§ **What is needed**
Using the records below, give the number of lines where the word "true" appears, with no further output.

Supplied records Start Marker

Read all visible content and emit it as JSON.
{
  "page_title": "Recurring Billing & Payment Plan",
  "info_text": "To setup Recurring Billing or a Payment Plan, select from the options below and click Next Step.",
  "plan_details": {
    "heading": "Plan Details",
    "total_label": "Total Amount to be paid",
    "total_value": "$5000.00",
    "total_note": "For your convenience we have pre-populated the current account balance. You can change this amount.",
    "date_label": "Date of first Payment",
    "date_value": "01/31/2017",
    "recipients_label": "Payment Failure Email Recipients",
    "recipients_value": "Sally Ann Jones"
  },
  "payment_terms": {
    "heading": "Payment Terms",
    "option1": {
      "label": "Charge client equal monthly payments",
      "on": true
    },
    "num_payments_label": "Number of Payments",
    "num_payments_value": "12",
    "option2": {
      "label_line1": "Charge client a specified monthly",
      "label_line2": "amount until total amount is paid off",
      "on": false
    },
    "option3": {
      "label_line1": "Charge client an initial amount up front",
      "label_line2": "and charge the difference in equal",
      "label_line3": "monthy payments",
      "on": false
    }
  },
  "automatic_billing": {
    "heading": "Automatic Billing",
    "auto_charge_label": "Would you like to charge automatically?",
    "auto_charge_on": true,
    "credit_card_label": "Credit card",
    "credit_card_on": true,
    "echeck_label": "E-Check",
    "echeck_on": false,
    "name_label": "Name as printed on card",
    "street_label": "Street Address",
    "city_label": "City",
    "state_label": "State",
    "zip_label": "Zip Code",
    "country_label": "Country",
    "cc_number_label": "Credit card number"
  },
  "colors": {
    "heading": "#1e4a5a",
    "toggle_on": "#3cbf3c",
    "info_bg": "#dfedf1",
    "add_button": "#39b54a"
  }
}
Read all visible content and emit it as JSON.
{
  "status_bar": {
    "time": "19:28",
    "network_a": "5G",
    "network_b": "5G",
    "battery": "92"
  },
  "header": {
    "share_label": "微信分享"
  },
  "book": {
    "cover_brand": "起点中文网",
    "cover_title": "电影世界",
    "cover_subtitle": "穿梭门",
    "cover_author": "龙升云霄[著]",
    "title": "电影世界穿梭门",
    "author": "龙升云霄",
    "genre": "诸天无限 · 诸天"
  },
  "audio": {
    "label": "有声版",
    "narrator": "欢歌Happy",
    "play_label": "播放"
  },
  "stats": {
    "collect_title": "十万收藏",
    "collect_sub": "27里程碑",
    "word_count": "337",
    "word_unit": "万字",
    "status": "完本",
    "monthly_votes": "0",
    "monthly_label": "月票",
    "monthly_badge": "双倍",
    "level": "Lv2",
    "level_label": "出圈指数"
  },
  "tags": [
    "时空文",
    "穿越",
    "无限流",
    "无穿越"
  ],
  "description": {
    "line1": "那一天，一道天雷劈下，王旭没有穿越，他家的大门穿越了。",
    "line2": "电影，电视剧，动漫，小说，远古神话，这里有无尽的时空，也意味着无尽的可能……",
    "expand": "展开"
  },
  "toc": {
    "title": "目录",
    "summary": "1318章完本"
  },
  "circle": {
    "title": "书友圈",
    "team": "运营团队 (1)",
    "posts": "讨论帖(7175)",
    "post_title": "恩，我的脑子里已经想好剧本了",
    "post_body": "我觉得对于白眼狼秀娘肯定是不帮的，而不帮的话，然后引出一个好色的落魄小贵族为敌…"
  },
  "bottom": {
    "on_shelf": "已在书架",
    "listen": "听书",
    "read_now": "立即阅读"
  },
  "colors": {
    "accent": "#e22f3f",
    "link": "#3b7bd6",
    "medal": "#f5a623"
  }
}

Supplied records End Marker

§ **Output of the task**
3